SASKATOON -- Taylor Leier looked like he was out cold before he even hit the ice.
The Portland Winterhawks forward took a pass from teammate Chase De Leo and was carrying the puck through the neutral zone during the final game of the round robin at the MasterCard Memorial Cup on Wednesday night. The 19-year-old took two strides into the Saskatoon Blades zone when he was hit in the head by the elbow of defenceman Dalton Thrower.
Leier fell immediately and his head bounced twice on the ice from the force of the impact. There was a pool of blood forming from where he was cut. Athletic therapist Rich Campbell ran out onto ice to help and began talking to Leier who remained facedown.
Despite having two referees – Reagan Vetter of the Western Hockey League and Jean-Philippe Sylvain of the Quebec Major Junior Hockey League – on the ice, there was no penalty assessed.
Winterhawks interim head coach, Travis Green, stood on Portland’s bench and began yelling at the officials on the ice: “Wake the (expletive) up!”
Green was less animated in the post-game press conference but it was clear he was still fuming.
“My player was knocked out cold by a hit, or close to it and out of the game,” said the former NHLer. “On a hit that – it’s pretty obvious why I’m upset.”
It was clear Leier was in distress getting off the ice as he needed both Campbell and De Leo to prop him up. At one point as the trio made their way to the Portland bench, it looked like Leier’s legs were going to buckle. It was awful to watch – but none more so for the Saskatoon native’s friends and family who were at the game.
“I was just trying to help him,” said De Leo of getting his dazed teammate off the ice. “He couldn’t put much weight on (himself), so I was just trying to be as supportive as I could. …He obviously wasn’t saying too much. Like I said, it didn’t look good.
“It was scary. We just wanted to get him off the ice as quick as possible.”
On Thursday morning, Green told reporters Leier was suffering from post-concussion symptoms and would likely be done for the tournament.
Later in the day, the NHL's hockey operations department -- the disciplinary body for the Canadian Hockey League at the Memorial Cup -- announced they had suspended Thrower for the remainder of the tournament. Saskatoon plays the London Knights in a crucial tie-breaker game on Thursday night.
After Wednesday's game, Thrower was apologetic for the injury caused as result of the hit.
“I didn’t mean to hurt him as badly as he was,” Thrower told reporters. “It’s hockey. The game is fast.
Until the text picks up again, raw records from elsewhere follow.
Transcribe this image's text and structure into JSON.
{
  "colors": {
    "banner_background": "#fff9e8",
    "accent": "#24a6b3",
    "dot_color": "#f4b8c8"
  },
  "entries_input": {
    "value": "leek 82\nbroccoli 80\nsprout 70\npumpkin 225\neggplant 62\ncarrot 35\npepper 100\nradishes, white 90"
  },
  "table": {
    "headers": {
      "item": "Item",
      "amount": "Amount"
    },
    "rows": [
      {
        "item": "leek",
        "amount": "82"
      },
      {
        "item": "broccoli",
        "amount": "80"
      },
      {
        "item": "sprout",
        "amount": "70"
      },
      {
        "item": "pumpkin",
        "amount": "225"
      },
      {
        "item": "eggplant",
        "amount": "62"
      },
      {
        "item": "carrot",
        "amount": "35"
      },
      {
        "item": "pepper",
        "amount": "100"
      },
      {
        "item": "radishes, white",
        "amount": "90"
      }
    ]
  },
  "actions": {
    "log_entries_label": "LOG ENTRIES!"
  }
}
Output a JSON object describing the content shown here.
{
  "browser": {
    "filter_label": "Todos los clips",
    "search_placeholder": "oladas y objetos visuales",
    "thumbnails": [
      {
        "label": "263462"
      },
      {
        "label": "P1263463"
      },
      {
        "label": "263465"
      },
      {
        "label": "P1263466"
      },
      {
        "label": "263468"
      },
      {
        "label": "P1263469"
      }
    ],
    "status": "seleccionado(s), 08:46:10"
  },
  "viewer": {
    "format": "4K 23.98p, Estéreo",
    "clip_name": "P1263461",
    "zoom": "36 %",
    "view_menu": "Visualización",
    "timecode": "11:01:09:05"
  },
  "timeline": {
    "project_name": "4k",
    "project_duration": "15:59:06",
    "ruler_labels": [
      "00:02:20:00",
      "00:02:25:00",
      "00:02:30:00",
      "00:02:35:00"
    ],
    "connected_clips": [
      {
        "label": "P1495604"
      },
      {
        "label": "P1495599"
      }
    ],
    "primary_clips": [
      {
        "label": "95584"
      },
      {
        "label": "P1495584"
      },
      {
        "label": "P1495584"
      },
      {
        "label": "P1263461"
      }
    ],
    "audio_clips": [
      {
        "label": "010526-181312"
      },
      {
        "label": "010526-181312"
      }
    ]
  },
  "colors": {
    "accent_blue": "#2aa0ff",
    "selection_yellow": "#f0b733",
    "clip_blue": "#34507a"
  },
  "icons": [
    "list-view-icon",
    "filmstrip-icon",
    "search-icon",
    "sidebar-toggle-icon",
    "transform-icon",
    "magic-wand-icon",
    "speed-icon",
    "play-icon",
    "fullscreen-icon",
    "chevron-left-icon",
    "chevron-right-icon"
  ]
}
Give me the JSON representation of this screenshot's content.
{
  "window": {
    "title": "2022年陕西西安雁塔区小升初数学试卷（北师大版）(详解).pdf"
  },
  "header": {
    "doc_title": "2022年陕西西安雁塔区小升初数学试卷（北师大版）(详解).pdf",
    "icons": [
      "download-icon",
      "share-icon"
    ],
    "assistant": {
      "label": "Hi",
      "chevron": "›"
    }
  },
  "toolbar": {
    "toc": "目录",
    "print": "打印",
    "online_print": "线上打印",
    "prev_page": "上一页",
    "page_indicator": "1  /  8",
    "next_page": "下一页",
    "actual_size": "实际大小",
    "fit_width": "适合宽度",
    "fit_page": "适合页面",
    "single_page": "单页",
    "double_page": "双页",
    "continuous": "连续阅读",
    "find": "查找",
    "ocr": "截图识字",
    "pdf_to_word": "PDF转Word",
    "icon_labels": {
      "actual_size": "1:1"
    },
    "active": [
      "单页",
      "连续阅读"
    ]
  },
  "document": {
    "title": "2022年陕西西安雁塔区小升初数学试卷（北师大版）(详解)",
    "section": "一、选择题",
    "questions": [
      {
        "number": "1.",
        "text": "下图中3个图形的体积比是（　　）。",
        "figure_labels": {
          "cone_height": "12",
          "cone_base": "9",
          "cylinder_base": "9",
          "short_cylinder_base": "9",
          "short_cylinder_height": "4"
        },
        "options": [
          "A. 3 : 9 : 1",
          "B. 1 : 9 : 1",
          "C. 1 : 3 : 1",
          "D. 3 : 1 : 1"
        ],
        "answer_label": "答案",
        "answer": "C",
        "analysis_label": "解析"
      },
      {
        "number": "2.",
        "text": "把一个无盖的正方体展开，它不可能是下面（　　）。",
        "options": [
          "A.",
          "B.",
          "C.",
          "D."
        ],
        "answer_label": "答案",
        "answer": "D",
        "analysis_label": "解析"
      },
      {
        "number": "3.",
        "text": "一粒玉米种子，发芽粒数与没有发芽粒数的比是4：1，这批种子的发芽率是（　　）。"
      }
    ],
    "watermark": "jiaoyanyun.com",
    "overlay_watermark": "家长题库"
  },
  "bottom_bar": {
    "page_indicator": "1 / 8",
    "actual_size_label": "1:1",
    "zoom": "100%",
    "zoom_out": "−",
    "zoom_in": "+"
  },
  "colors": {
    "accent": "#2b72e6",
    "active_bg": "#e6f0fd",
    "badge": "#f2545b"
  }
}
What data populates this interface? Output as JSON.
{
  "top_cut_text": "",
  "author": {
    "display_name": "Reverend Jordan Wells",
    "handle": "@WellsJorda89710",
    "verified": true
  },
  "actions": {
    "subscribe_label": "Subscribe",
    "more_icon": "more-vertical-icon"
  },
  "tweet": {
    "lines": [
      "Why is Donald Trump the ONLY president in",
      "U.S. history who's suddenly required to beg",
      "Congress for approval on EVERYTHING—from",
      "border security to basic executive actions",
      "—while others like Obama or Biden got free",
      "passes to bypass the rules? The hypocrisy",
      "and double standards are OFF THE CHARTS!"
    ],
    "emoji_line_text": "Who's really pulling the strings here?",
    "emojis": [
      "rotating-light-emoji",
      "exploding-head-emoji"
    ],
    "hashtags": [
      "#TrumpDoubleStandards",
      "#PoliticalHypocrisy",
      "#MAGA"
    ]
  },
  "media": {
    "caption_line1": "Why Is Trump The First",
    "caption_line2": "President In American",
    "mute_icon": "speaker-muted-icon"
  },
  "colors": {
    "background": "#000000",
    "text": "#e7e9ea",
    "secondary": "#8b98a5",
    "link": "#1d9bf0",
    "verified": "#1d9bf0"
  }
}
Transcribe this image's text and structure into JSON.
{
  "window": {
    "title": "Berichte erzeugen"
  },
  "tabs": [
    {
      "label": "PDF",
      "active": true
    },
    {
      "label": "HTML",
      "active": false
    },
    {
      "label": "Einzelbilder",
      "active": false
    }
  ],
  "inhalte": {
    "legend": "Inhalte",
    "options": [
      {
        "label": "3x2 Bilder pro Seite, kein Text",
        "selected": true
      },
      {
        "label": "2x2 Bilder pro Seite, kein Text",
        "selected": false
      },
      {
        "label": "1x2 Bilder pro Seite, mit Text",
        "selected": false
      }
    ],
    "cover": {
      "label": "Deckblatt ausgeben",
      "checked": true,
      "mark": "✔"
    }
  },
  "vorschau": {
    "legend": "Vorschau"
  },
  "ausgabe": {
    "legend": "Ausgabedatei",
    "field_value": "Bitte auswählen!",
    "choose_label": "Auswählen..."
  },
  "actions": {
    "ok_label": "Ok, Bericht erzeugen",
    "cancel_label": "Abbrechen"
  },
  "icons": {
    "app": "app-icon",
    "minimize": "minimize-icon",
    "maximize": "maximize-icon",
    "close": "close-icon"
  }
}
I was angling him off and he was cutting in the middle and I finished my check.”
The Winterhawks won the game 4-2 to advance to the tournament’s semifinal, but hit cast a pall over what should have been a night of celebrating for Portland.
Blades coach Lorne Molleken said the video in his possession showed Leier cutting to the middle and being hit in the “chest area” by Thrower.
Green wasn’t buying his opponent’s assessment.
“It’s pretty obvious where the shot comes,” the Portland coach said. “It hits him in the head and there is a jump to it as well. The video is pretty obvious.”
In the Ontario Hockey League, commissioner David Branch has been proactive in trying to rid his league of head shots. It is not uncommon to see suspensions starting at 10 games in the OHL. The Western Hockey League, however, is less severe with its punishments. Branch, who also serves as president of the Canadian Hockey League, has in the past stated his concern over brain injuries and the need for junior hockey to a better job of protecting it teenaged players from concussions.
“We were told before the tournament there’s no hits to the head,” said Portland star Ty Rattie. “They’re keying in on that. (Thrower) hit his head. I don’t know where he hit (Leier’s) head, but he hit his head.”
This is the second time in three years a game at the Memorial Cup has been marred by a devastating head hit. At the 2011 Memorial Cup in Mississauga, Ont., Owen Sound Attack star Joey Hishon was hammered by an elbow from Kootenay Ice captain Brayden McNabb. In that case, McNabb was given a five-minute major and a game misconduct. McNabb was given a one game suspension – the first in 12 years at the tournament – and Hishon was unable to finish the tournament.
In fact, it took close to two years for the first-round pick of the Colorado Avalanche in 2010 to be able to play again after suffering a concussion as a result of that hit.
Like everyone else watching, the Winterhawks hope Leier makes a speedy recovery.
“You never want to see that happen to anybody,” said defenceman Derrick Pouliot. “Especially when it’s one of your teammates.”